Although I’ve been to Germany many times, it wasn’t until this summer that I had the opportunity to visit the capital of Berlin in the north. Visiting the same part of a country multiple times can make it easy to be ignorant of the beautifully different traits that other parts of the country hold; everything from culture to architecture to people’s attitudes can vary drastically within the span of a few hundred kilometres.
Berlin is a shining example of all of the beautiful aspects of German culture that I had overlooked in my previous visits to the south. Despite all of the negative historical connotation Germany undertook over the past century (or more likely because of it), modern-day Berlin opened my eyes to the power of the people in overcoming a dark past and bridging the way into a brighter, artistic and culturally diverse future. A radiantly juxtaposed mixture of old and new, my eyes and mind were captured by the city’s ability to not only rebuild on the ashes of decades past, but also to inspire a new generation of creativity.
This was perhaps the most visually inspiring stop of my recent trip to Europe from a design standpoint, so naturally I was on an iPhone photo free-for-all pretty much the whole time. From neon signs to street art to tattoos, here’s a quick recap of my first taste of Berlin.
Buchstaben MuseumThe apartment I stayed in while visiting Berlin was located near Alexanderplatz, a part of the city that had been largely rebuilt in a more modern fashion after the Berlin bombings in World War II. Consequently, many of the surrounding buildings lacked the historical character of some of the older parts of the city, but that didn’t make it any less interesting. A day before our arrival, my friend who I was travelling with stumbled across an article about Berlin’s Buchstaben Museum that immediately perked my interest. The Museum of Letters is entirely dedicated to preserving old signage from folded businesses, and plays host to hundreds of vintage neon signs and other forms of lettering. Typography has always been one of my favourite aspects of design, and my heart flip-flopped a little upon uncovering this gem. And the icing on the cake? The museum was literally next door to our apartment.
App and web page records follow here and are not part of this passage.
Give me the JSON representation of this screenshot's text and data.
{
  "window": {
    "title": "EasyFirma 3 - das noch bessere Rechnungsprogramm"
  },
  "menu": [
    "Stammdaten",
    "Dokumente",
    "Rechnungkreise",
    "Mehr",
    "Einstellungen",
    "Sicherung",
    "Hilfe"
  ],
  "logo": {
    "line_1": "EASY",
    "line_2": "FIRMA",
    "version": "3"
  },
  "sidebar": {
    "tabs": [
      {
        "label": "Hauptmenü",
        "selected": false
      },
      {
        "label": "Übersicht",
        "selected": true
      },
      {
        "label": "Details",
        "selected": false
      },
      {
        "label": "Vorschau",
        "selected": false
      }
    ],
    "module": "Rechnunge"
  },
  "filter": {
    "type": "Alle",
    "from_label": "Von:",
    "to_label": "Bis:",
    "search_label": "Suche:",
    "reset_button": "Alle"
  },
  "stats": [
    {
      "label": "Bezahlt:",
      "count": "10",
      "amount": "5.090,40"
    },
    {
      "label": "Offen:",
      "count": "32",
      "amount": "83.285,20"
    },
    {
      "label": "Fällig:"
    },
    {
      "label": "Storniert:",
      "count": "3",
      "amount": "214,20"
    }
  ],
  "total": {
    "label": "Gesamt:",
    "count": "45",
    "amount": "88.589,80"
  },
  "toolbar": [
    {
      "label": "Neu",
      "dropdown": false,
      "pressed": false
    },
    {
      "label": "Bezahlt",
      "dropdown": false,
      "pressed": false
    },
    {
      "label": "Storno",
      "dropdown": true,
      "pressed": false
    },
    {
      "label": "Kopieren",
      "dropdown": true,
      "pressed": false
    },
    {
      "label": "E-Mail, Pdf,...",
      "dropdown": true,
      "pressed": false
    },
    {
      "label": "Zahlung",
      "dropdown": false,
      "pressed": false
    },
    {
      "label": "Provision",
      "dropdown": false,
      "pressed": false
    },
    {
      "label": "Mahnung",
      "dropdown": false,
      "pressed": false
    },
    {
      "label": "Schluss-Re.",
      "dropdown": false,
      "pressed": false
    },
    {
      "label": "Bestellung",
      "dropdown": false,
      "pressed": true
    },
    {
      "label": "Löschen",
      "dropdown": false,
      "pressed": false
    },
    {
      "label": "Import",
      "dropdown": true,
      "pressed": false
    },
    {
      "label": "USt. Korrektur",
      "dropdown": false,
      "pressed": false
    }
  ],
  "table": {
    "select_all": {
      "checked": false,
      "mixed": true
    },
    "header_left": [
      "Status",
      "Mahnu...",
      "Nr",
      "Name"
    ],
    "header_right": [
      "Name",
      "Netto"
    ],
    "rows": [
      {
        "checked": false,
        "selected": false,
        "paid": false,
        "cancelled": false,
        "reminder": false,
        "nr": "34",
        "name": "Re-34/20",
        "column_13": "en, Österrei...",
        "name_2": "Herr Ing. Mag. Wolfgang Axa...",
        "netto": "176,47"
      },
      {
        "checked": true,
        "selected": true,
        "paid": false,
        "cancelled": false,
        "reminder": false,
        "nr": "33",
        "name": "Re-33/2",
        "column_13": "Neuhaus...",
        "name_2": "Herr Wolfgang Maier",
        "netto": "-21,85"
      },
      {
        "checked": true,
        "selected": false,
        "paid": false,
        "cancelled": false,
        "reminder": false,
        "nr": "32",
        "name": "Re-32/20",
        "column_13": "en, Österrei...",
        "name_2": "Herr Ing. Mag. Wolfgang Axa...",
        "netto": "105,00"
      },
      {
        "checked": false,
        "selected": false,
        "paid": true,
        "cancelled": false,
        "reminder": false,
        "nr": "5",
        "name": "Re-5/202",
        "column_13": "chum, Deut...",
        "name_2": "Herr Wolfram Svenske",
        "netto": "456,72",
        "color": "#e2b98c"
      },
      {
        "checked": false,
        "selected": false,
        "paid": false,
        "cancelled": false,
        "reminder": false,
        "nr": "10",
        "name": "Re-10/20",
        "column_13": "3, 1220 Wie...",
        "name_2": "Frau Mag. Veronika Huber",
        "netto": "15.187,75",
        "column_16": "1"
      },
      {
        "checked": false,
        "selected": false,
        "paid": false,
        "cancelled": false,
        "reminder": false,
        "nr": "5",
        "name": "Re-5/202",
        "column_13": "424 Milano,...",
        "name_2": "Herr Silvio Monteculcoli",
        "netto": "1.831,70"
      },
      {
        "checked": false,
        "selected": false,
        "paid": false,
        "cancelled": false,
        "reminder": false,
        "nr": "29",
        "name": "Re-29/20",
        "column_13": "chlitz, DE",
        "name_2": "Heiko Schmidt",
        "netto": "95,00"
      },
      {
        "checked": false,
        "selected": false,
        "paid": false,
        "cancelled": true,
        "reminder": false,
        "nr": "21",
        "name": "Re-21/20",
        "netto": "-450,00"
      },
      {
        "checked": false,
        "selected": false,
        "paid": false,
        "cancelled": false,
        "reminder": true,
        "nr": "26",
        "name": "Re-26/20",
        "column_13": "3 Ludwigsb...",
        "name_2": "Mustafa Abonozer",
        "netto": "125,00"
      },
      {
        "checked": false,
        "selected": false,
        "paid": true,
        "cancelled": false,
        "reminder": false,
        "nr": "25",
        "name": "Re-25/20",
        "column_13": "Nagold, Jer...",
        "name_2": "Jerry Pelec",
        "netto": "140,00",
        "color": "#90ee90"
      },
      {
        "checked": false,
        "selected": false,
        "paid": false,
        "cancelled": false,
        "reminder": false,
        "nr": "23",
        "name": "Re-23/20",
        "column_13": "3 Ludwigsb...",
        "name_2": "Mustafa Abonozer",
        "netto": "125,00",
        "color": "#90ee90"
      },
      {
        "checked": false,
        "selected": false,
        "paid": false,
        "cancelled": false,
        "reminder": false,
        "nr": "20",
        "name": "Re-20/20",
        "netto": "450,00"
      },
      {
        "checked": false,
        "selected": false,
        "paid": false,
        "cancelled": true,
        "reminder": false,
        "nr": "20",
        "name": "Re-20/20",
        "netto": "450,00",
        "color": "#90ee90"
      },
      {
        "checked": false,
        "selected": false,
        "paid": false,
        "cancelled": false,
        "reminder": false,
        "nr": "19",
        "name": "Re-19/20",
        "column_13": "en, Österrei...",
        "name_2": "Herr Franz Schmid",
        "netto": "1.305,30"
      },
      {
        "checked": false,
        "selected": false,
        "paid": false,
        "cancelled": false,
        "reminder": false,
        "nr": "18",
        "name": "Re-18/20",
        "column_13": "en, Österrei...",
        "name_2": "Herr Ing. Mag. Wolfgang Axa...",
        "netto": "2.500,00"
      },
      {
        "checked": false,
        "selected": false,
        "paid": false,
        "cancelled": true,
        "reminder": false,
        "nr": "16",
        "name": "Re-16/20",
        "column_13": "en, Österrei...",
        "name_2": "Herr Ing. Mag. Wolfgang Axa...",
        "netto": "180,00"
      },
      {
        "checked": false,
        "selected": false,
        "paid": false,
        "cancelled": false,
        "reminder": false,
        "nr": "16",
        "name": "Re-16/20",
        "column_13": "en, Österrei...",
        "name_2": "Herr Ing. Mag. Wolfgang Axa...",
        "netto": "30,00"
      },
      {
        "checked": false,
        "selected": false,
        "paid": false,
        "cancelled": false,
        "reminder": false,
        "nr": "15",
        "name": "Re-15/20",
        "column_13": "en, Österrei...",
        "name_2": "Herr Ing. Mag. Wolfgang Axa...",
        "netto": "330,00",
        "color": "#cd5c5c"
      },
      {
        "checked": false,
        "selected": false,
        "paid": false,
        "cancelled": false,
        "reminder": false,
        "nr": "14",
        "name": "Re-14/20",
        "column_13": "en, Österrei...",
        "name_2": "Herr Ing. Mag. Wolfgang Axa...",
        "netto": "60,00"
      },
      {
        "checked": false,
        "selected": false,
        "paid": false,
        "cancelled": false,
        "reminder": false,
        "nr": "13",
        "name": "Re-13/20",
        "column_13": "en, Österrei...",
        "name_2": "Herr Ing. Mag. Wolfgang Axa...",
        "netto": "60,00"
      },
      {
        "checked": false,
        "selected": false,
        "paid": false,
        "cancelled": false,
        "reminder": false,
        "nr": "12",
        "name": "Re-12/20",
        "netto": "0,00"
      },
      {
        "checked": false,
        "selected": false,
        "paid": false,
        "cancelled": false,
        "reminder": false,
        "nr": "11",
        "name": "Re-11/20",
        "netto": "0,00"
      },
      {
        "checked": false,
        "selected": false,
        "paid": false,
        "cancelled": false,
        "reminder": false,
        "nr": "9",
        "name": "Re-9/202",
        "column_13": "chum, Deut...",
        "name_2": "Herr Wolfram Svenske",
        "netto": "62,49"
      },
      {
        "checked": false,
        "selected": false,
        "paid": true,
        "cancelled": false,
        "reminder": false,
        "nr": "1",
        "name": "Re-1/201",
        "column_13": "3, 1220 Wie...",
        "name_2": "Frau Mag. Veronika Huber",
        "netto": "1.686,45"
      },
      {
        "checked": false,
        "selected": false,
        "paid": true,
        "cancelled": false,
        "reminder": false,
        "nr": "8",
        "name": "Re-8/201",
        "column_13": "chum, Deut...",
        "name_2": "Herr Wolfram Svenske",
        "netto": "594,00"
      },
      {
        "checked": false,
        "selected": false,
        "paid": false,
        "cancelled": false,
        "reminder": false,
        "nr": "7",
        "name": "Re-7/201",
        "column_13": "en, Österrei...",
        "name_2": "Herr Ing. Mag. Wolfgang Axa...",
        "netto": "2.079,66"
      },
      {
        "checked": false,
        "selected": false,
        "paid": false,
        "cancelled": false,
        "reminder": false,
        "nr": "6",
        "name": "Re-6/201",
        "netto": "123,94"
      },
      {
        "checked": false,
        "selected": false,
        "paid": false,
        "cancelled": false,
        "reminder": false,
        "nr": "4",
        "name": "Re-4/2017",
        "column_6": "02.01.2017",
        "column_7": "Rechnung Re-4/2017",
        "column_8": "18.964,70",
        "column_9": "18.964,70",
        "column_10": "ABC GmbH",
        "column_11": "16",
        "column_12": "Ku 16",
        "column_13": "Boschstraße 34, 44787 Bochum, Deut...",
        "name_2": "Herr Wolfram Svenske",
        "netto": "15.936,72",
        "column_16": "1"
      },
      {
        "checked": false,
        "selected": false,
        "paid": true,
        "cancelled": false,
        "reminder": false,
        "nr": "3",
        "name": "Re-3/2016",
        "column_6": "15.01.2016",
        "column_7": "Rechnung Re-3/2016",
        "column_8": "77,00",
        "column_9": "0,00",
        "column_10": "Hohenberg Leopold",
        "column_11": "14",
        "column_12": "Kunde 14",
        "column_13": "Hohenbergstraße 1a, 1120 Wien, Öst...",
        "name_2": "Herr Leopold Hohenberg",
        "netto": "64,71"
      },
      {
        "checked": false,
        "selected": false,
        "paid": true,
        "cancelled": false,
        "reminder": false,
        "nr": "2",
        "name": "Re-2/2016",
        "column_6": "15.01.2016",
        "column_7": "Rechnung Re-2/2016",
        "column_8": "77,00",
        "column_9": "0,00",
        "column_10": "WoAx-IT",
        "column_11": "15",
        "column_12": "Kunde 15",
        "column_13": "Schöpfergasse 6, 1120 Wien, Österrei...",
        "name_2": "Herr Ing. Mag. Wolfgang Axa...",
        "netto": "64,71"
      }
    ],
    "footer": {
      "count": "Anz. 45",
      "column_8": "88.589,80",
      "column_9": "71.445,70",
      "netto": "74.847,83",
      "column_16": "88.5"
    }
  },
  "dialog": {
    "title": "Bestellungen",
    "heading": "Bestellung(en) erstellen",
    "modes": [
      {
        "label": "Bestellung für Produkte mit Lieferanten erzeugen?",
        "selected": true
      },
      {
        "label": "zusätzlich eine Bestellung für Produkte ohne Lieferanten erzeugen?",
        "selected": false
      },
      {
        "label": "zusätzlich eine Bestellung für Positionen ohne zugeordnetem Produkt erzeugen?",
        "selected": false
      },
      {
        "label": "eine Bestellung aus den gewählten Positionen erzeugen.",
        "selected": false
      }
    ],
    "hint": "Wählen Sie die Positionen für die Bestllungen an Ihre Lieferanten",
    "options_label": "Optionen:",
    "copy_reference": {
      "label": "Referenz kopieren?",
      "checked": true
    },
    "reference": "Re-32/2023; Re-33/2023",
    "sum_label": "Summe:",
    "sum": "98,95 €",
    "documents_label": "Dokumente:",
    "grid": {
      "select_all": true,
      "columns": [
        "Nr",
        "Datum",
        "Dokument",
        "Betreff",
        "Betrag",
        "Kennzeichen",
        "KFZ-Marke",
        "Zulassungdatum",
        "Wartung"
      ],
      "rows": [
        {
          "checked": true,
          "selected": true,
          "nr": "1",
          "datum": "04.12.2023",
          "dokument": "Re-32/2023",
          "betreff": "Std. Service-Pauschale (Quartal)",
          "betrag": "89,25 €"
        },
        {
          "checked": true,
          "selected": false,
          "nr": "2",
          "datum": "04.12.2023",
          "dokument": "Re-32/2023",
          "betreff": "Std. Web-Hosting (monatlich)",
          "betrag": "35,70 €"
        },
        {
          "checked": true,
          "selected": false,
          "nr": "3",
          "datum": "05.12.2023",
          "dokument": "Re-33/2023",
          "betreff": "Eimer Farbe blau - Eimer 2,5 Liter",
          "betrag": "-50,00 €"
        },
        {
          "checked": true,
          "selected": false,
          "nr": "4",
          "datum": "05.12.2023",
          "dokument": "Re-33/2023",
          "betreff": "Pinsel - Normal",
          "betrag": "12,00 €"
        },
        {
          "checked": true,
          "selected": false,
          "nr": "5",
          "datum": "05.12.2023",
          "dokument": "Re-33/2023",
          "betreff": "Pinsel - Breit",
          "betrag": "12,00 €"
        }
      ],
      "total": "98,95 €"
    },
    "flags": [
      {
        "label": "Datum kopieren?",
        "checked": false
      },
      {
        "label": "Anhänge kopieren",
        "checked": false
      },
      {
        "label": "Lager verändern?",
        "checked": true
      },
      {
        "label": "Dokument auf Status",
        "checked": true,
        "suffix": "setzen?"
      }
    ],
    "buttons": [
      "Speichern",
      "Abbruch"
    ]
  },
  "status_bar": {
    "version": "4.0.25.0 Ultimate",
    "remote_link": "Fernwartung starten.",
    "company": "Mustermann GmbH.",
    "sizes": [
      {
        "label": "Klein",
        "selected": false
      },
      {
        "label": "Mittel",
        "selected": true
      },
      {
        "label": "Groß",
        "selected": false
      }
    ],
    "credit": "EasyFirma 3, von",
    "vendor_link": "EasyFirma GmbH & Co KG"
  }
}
East Side Gallery and Berlin’s Street ArtIn a modern society where street art has become commonplace and admired on a mass scale through popular artists like Banksy and Shepard Fairey, it’s really cool to see a thriving street art scene that isn’t just centred around obnoxious self-serving graffiti tags. Areas like the East Side Gallery at the former Berlin Wall have created an artistic breeding ground for political and social messages in visual formats. A walk through districts such as Mitte and Kreutzberg uncovers countless examples of the ever-changing landscape of painted and pasted art alike – there is never a shortage of unexpected eye candy in Berlin.
Lowbrow Tattoo ParlourHad to include this one in my blog about the beauty of Berlin. To be honest, one of the first things that drew me to the German capital was the presence of one of my longtime favourite tattoo artists, Annie Frenzel. I’ve been a huge fan of her work for years, and always dreamed of one day being tattooed by her. Definitely one of the highlights of my trip, it was amazing to not only get a permanent piece of her beautiful artwork, but also to experience the welcoming atmosphere and generous hospitality of the Lowbrow Tattoo Parlour.
Until we meet again, Berlin – I will most certainly see you again one day.